To push my personal development (I typically write these blogs to increase my own mindfulness), I propose a three dimensional frame for processing my communication, relationships, and experiences:
Dimension 1: Direct experience - my experience of a relationship, image, event, circumstance, etc. This is the “I” dimension.
Dimension 2: Divergent perspectives - others’ experiences of a relationship, image, event, circumstance, etc. The “you” dimension.
Dimension 3: Determining the implications: The interactions between and implications of dimensions 1 and 2. The “we” dimension.
To truly understand my direct experience, I must be willing and able to reflect on and analyze my own perceptions and responses to various stimuli. I need to be able to identify the emotions that are, or are not, involved in my experience. I need to understand what the experience means to me and how or why it either resonates or does not.

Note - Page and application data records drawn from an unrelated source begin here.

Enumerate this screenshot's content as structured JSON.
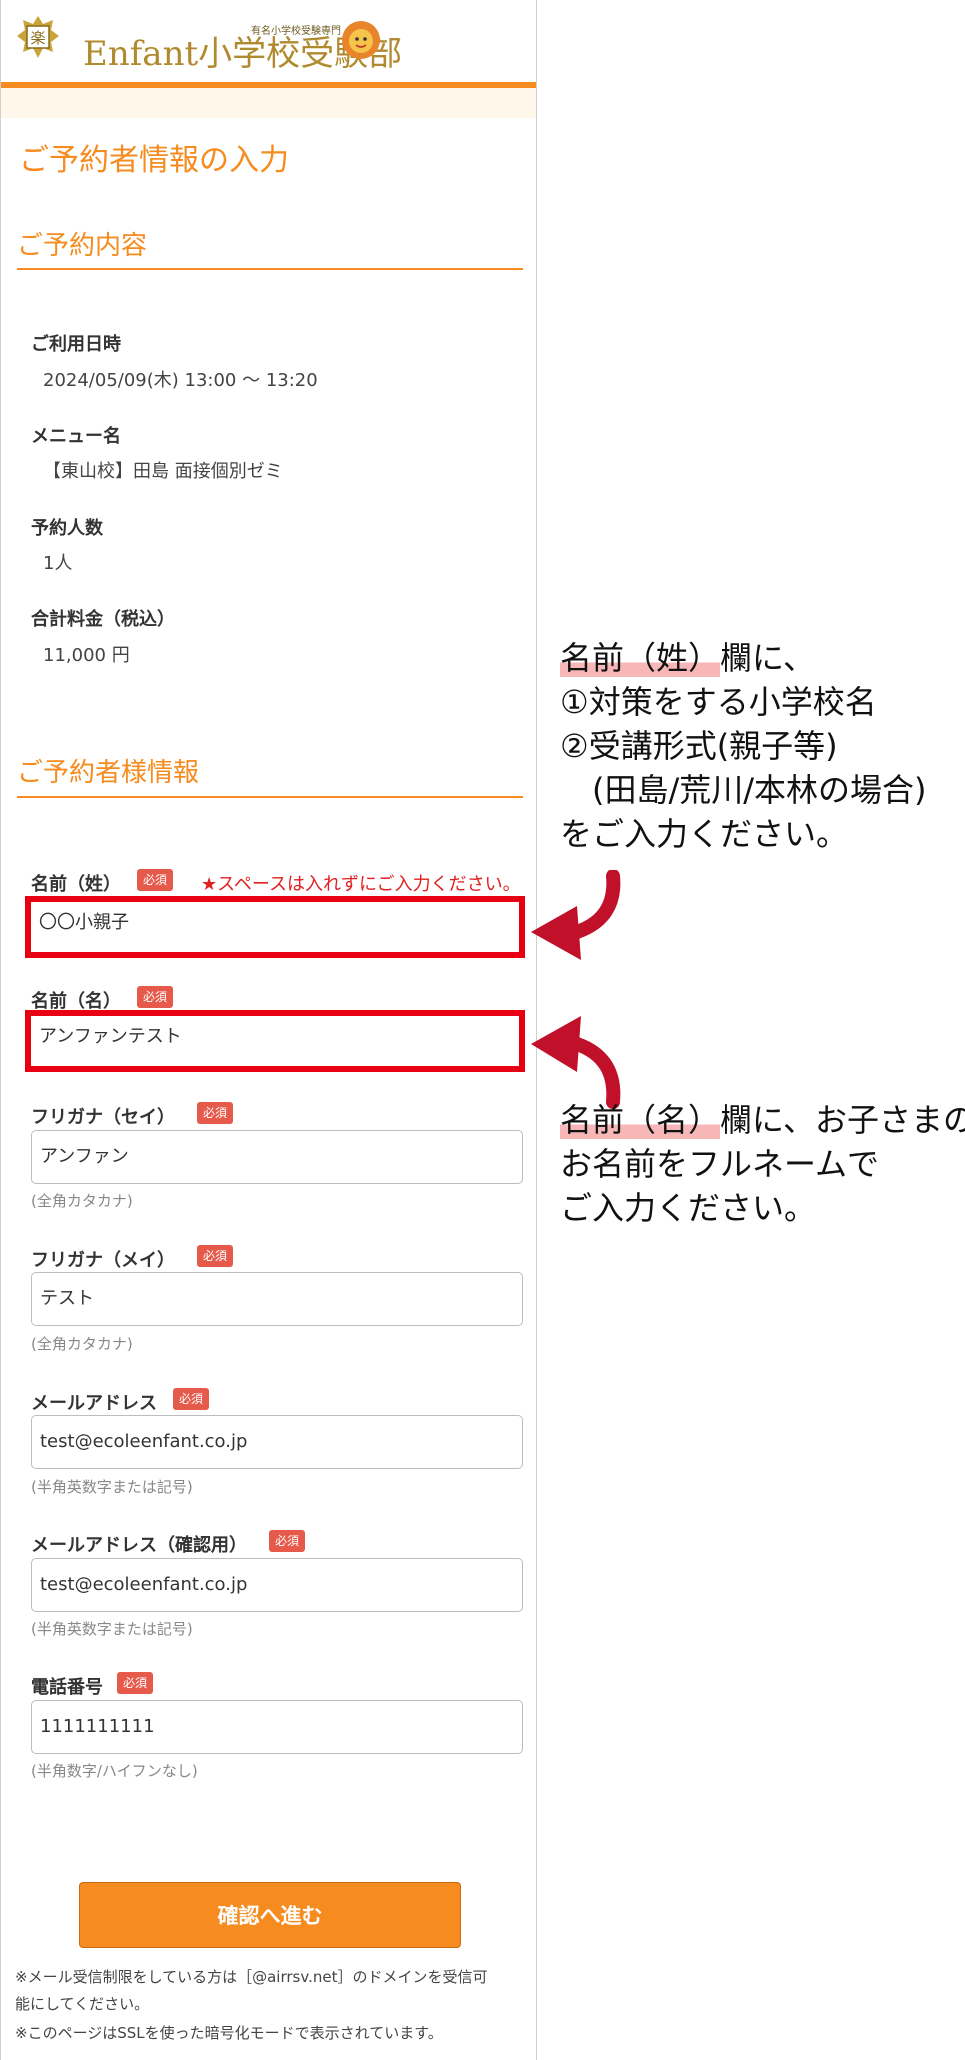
{
  "header": {
    "logo_brand": "Enfant小学校受験部",
    "logo_tagline": "有名小学校受験専門",
    "crest_glyph": "楽"
  },
  "page_title": "ご予約者情報の入力",
  "reservation": {
    "section_title": "ご予約内容",
    "items": [
      {
        "label": "ご利用日時",
        "value": "2024/05/09(木) 13:00 〜 13:20"
      },
      {
        "label": "メニュー名",
        "value": "【東山校】田島 面接個別ゼミ"
      },
      {
        "label": "予約人数",
        "value": "1人"
      },
      {
        "label": "合計料金（税込）",
        "value": "11,000 円"
      }
    ]
  },
  "customer": {
    "section_title": "ご予約者様情報",
    "required_badge": "必須",
    "space_warning": "★スペースは入れずにご入力ください。",
    "fields": {
      "last_name": {
        "label": "名前（姓）",
        "value": "〇〇小親子"
      },
      "first_name": {
        "label": "名前（名）",
        "value": "アンファンテスト"
      },
      "kana_last": {
        "label": "フリガナ（セイ）",
        "value": "アンファン",
        "hint": "(全角カタカナ)"
      },
      "kana_first": {
        "label": "フリガナ（メイ）",
        "value": "テスト",
        "hint": "(全角カタカナ)"
      },
      "email": {
        "label": "メールアドレス",
        "value": "test@ecoleenfant.co.jp",
        "hint": "(半角英数字または記号)"
      },
      "email_confirm": {
        "label": "メールアドレス（確認用）",
        "value": "test@ecoleenfant.co.jp",
        "hint": "(半角英数字または記号)"
      },
      "phone": {
        "label": "電話番号",
        "value": "1111111111",
        "hint": "(半角数字/ハイフンなし)"
      }
    }
  },
  "submit_label": "確認へ進む",
  "footnotes": [
    "※メール受信制限をしている方は［@airrsv.net］のドメインを受信可",
    "能にしてください。",
    "※このページはSSLを使った暗号化モードで表示されています。"
  ],
  "annotations": {
    "top": [
      "名前（姓）欄に、",
      "①対策をする小学校名",
      "②受講形式(親子等)",
      "　(田島/荒川/本林の場合)",
      "をご入力ください。"
    ],
    "bottom": [
      "名前（名）欄に、お子さまの",
      "お名前をフルネームで",
      "ご入力ください。"
    ],
    "top_highlight": "名前（姓）",
    "bottom_highlight": "名前（名）"
  },
  "colors": {
    "accent": "#f68b1f",
    "highlight_box": "#e60012",
    "badge": "#e65a4b",
    "arrow": "#c0102a"
  }
}
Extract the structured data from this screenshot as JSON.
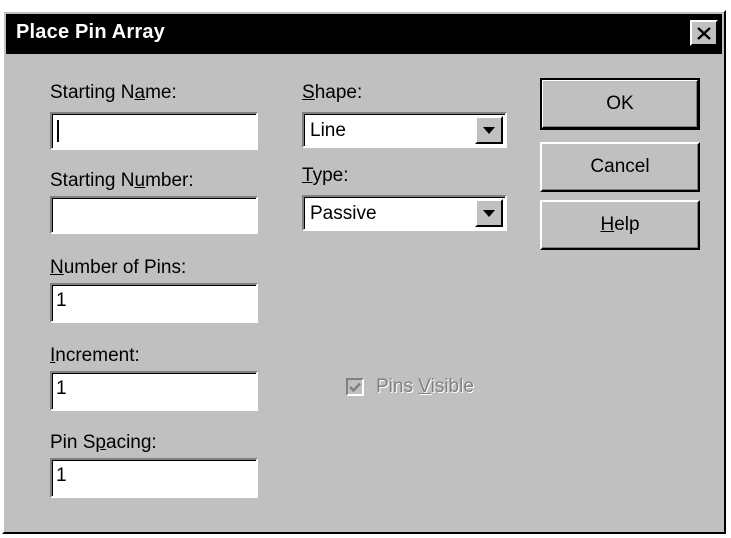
{
  "dialog": {
    "title": "Place Pin Array",
    "close_label": "×"
  },
  "fields": {
    "starting_name": {
      "label_pre": "Starting N",
      "label_accel": "a",
      "label_post": "me:",
      "value": ""
    },
    "starting_number": {
      "label_pre": "Starting N",
      "label_accel": "u",
      "label_post": "mber:",
      "value": ""
    },
    "number_of_pins": {
      "label_pre": "",
      "label_accel": "N",
      "label_post": "umber of Pins:",
      "value": "1"
    },
    "increment": {
      "label_pre": "",
      "label_accel": "I",
      "label_post": "ncrement:",
      "value": "1"
    },
    "pin_spacing": {
      "label_pre": "Pin S",
      "label_accel": "p",
      "label_post": "acing:",
      "value": "1"
    }
  },
  "shape": {
    "label_accel": "S",
    "label_post": "hape:",
    "value": "Line"
  },
  "type": {
    "label_accel": "T",
    "label_post": "ype:",
    "value": "Passive"
  },
  "pins_visible": {
    "label_pre": "Pins ",
    "label_accel": "V",
    "label_post": "isible",
    "checked": true,
    "enabled": false
  },
  "buttons": {
    "ok": "OK",
    "cancel": "Cancel",
    "help_accel": "H",
    "help_post": "elp"
  },
  "colors": {
    "dialog_face": "#c0c0c0",
    "titlebar": "#000000",
    "disabled_text": "#808080"
  }
}
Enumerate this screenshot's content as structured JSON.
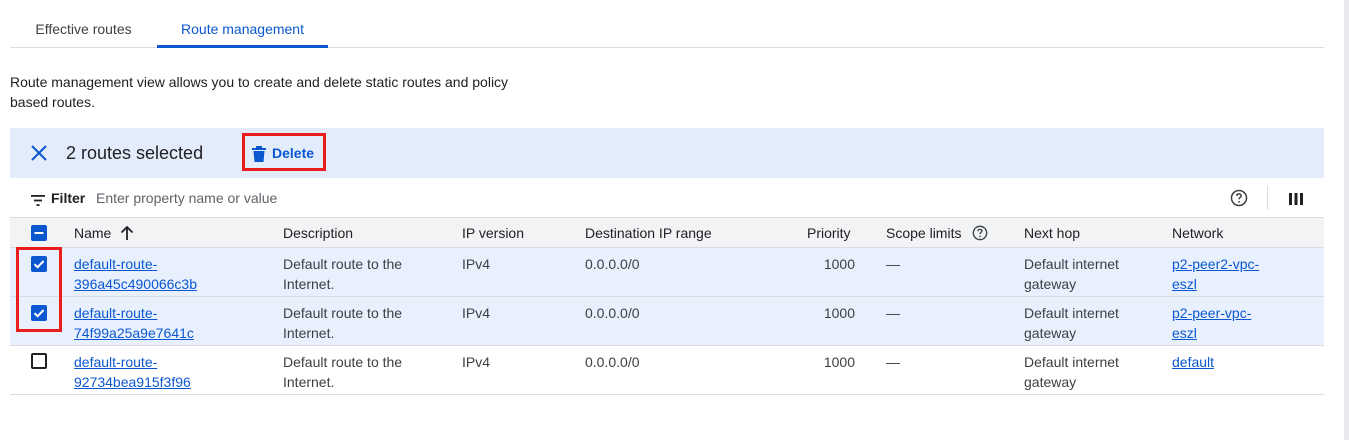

I need to clarify the messages I receive as I understand them and see how they mesh with the messages I perceive to have been intended. Finally, I must try to identify what piece of myself I project on my perception of others’ intentions. Whether it is a personal relationship, a piece of art, a life event, or even a story or commercial on television, my experience is biased by who I am, how I understand the world, and even where I am at the given moment of the experience. It is neither objective nor absolute.
This is why being open to the second dimension (divergent perspectives) is so critical: it’s the same complex web for the “other” experiencing the very same relationship, piece of art, life event, or television commercial. They bring all of their junk to it too! It is their “I” experience. If we are to communicate and relate genuinely, we must understand, or at least empathize with (we still don’t have to like), each other’s “I” experience and some of the individual bases for our respective understanding of that experience. In a world so desperately seeking political, economic, and moral truths, we have to realize that at its essence there is not ever a truly common experience; there is no fundamental truth at the level of human interaction. All perspectives and experiences are at some level divergent. The “I” experience and the “you” experience are never exactly the same. So, if we are to expand our lives to living in a second dimension, we must focus not merely on understanding the event, but understanding the experience of the event by others.
So, let’s pretend for a moment that each of us is truly invested in understanding the other, committed to living in the second dimension. Now, we have to understand how our unique and divergent experiences impact the nature of our relationship, and in return, our subsequent experiences of dimensions 1 and 2. We have to determine the interactions between and implications of “I” and “you” on “we”. This third dimension is the space between you and I that, while dependent on each of us, also generates its own dynamics and has its own independent characteristics. Candidly, unless you live in complete isolation, the world of “we” is the “real” world, and most of the challenges of this “we” dimension lie in our failures to deeply engage the “I” and “you” dimensions. We often fail to acknowledge that this relational dimension is a new and distinct entity – a sculpture perhaps.
While our lives are a process of constant ebb and flow and our identity and relational dimensions are always in flux, we can deepen who we are and how we are with the world by engaging a three dimensional process of communication and understanding. We can improve our communication, strengthen our understanding of the world around us, and even create new life through new relationships by being mindful that we do, in fact, live in 3D.